Segment Start: Records supplied
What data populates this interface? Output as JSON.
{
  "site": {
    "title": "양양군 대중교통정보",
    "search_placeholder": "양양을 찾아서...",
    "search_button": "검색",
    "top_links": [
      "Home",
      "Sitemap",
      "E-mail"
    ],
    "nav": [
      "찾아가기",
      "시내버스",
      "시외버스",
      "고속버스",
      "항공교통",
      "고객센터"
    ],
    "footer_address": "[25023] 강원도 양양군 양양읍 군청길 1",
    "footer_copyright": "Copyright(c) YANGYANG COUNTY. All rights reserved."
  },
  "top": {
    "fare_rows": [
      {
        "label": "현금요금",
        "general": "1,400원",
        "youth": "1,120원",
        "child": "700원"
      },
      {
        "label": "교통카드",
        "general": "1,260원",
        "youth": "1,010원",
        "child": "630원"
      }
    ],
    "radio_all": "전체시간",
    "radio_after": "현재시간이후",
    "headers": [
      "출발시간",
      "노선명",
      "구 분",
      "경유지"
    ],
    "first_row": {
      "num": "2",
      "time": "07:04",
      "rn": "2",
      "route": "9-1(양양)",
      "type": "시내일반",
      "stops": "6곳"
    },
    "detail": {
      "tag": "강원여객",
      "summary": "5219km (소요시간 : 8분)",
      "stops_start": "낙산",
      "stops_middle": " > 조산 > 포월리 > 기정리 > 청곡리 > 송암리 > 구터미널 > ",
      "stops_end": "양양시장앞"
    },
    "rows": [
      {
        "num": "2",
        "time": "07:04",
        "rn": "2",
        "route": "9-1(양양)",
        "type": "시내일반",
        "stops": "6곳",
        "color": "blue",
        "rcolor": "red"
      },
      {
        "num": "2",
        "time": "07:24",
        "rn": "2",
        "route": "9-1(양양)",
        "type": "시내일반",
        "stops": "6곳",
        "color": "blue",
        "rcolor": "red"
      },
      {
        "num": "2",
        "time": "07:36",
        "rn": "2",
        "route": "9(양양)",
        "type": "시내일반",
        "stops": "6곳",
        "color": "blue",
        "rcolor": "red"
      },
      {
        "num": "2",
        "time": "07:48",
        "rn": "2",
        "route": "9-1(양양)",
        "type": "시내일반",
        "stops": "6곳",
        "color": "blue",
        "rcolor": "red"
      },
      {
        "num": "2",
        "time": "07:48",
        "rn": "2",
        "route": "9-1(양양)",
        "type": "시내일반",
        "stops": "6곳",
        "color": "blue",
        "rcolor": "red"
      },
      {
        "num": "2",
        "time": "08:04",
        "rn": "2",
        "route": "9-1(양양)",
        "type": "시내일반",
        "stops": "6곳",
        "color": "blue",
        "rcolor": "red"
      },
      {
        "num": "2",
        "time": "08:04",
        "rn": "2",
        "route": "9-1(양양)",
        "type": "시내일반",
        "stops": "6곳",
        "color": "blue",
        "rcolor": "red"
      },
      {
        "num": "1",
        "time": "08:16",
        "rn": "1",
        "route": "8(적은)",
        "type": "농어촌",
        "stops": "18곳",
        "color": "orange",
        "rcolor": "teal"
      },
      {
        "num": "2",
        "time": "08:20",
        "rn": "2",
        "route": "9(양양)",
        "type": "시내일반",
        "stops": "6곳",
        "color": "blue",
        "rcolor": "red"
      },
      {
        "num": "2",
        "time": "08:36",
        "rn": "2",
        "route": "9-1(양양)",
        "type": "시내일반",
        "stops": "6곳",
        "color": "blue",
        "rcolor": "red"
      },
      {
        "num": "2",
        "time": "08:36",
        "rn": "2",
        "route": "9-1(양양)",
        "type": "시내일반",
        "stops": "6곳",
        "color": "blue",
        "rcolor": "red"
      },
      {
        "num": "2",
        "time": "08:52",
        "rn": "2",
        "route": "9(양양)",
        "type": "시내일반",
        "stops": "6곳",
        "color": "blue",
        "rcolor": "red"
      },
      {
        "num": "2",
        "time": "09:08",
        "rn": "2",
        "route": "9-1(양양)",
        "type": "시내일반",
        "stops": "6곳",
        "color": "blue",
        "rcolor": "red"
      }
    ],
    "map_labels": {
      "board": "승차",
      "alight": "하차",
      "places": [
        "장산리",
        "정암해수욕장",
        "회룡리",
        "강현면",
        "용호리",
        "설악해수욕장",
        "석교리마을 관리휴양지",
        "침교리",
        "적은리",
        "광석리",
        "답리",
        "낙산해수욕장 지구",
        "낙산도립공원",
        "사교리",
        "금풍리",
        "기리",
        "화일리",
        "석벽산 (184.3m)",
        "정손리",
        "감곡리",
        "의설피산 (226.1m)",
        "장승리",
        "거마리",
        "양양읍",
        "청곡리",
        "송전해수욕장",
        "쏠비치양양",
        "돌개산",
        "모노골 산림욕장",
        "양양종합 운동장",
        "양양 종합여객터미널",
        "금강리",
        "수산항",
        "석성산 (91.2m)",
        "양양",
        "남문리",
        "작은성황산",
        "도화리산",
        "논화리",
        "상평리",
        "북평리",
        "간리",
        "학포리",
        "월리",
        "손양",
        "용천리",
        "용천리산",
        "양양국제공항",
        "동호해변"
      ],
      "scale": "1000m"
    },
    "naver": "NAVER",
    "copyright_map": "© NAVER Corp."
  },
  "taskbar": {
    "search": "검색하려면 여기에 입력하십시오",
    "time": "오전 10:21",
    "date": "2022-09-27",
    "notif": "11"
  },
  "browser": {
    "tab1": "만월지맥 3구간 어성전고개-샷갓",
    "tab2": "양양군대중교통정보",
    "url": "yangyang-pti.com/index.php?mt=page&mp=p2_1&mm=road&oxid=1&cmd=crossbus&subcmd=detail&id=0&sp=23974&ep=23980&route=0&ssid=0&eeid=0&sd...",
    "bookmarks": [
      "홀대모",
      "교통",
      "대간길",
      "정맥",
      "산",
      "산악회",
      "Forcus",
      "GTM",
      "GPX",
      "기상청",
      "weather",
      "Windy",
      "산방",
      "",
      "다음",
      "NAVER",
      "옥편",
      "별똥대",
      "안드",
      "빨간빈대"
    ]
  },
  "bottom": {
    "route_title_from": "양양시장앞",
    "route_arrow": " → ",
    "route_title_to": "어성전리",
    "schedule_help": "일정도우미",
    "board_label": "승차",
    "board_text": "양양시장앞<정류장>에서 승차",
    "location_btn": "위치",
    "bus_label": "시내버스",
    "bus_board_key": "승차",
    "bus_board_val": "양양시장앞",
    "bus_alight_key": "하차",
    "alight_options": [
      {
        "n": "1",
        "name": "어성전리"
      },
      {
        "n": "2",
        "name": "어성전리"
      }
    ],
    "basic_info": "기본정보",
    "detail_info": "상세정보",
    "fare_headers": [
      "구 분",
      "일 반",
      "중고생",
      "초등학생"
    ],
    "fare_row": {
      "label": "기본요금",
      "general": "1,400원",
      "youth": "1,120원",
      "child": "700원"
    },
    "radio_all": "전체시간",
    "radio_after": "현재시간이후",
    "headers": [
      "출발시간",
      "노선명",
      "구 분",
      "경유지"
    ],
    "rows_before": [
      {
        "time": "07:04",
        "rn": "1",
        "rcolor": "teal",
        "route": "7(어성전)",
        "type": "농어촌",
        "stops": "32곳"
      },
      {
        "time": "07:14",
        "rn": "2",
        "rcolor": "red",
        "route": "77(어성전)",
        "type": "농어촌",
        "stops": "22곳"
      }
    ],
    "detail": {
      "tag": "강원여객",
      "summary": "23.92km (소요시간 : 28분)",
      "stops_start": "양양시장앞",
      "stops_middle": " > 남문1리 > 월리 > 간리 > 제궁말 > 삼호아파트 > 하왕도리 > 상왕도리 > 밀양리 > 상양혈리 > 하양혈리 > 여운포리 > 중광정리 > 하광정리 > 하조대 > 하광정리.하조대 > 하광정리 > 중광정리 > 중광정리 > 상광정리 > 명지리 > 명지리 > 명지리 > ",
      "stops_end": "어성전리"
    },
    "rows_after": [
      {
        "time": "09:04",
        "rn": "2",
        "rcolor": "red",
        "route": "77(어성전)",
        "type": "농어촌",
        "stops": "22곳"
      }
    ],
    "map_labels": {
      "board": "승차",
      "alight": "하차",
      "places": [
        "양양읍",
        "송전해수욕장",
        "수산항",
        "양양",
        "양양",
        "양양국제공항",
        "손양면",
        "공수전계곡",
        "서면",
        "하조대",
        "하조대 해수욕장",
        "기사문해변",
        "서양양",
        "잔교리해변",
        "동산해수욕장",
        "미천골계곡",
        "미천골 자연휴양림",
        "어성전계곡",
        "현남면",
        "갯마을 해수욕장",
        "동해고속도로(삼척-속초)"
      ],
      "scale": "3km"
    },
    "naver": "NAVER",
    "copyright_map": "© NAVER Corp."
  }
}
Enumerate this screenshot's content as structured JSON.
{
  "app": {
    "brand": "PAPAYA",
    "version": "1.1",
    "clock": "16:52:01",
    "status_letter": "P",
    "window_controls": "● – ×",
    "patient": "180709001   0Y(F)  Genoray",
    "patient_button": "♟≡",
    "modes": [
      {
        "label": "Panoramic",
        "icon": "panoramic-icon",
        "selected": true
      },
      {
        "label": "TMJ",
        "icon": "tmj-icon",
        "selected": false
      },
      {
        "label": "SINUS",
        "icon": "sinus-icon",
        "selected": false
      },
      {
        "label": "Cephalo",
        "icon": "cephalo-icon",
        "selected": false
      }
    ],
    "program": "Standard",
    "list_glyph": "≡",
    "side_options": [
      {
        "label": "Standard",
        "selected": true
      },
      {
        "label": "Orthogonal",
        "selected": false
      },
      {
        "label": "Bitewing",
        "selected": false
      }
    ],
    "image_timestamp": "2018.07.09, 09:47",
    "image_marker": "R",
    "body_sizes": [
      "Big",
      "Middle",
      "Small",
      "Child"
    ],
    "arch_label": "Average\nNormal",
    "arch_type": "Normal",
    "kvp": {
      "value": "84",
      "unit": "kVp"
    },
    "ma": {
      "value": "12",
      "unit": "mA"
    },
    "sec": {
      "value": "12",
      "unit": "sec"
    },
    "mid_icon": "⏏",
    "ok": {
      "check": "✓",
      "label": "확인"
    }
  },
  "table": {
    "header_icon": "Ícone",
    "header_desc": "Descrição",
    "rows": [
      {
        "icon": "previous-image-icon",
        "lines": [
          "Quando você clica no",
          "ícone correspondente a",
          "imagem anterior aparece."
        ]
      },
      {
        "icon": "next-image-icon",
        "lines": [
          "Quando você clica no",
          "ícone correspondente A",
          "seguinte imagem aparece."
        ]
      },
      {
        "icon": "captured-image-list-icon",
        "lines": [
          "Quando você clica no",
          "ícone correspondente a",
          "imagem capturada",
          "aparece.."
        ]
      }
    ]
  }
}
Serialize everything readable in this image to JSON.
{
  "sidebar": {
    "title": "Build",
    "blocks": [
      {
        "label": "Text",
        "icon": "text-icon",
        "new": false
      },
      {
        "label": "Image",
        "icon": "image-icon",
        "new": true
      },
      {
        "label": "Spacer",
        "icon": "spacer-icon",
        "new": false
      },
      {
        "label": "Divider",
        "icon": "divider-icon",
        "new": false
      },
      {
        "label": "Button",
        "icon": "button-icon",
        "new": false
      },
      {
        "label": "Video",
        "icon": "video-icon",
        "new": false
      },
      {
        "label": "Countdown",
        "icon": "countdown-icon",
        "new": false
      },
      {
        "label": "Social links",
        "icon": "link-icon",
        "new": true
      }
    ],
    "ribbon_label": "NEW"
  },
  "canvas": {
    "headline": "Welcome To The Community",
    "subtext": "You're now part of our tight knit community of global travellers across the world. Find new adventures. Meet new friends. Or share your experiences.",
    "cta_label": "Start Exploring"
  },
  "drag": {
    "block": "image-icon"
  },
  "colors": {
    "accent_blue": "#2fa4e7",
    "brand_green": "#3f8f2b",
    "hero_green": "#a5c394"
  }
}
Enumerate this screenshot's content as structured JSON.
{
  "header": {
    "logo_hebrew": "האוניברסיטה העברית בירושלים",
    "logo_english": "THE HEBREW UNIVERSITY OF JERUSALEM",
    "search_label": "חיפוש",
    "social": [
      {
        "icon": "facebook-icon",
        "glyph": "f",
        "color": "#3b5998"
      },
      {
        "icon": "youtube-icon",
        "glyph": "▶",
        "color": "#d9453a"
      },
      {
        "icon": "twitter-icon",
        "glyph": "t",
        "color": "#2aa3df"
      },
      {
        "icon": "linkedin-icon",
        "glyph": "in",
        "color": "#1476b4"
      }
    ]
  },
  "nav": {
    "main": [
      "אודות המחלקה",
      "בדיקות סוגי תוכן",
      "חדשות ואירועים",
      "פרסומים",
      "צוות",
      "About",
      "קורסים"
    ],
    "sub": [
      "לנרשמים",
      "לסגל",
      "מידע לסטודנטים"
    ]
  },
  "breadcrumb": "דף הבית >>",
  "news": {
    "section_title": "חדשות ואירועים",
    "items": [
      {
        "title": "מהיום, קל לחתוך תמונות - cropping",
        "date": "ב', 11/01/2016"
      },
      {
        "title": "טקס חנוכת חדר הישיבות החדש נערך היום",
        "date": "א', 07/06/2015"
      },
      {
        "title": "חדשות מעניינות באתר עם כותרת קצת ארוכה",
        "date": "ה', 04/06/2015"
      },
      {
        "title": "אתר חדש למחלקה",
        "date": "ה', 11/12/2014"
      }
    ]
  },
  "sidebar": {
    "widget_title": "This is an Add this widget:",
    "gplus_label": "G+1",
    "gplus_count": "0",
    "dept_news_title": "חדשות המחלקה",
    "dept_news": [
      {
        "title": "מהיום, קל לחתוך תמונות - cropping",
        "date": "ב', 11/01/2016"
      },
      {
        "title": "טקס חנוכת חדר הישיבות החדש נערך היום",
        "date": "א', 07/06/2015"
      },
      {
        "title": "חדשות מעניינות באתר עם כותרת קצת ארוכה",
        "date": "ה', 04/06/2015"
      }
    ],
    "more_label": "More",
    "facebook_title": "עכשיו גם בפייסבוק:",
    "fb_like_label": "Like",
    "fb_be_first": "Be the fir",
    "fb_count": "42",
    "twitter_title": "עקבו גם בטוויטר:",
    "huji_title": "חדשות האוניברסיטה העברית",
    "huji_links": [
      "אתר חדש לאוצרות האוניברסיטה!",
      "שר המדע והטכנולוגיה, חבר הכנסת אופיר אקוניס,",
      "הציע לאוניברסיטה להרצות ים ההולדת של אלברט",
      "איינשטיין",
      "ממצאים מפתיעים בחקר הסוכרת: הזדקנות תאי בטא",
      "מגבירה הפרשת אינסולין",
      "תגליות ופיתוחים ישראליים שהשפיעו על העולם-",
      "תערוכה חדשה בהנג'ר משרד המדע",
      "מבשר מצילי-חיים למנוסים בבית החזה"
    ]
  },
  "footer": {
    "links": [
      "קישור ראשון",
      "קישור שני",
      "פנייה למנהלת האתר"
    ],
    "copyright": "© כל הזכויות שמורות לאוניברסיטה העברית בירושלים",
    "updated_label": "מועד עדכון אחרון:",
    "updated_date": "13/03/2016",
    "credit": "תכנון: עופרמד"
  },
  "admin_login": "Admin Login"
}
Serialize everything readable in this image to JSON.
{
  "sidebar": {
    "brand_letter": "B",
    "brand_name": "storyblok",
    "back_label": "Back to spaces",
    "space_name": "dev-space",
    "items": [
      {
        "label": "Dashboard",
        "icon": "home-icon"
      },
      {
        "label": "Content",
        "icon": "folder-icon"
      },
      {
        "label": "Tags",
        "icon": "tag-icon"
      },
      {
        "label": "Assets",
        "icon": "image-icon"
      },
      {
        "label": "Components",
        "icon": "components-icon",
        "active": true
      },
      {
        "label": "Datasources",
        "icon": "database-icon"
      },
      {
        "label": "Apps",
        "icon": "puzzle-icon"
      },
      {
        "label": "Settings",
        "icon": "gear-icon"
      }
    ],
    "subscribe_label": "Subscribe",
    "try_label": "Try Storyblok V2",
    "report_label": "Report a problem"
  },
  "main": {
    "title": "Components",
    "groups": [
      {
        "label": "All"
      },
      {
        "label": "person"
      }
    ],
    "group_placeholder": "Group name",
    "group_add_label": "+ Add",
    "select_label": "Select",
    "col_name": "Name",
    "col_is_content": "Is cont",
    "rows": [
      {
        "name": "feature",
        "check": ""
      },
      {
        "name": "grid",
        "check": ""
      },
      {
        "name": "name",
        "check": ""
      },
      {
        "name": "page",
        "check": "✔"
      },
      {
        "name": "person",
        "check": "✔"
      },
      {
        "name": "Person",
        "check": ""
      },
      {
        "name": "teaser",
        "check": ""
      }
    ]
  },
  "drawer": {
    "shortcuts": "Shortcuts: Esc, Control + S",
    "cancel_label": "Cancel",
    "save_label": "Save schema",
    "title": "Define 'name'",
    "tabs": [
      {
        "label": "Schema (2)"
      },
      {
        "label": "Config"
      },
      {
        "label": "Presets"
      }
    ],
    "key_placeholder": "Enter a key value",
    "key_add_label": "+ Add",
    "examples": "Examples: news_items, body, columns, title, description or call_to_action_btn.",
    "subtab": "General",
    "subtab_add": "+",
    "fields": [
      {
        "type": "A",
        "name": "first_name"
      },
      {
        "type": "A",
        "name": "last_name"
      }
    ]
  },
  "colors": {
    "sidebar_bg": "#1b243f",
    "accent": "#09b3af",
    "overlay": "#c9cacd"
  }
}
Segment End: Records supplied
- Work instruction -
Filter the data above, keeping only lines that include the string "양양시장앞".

- Answer space -
      "stops_end": "양양시장앞"
    "route_title_from": "양양시장앞",
    "board_text": "양양시장앞<정류장>에서 승차",
    "bus_board_val": "양양시장앞",
      "stops_start": "양양시장앞",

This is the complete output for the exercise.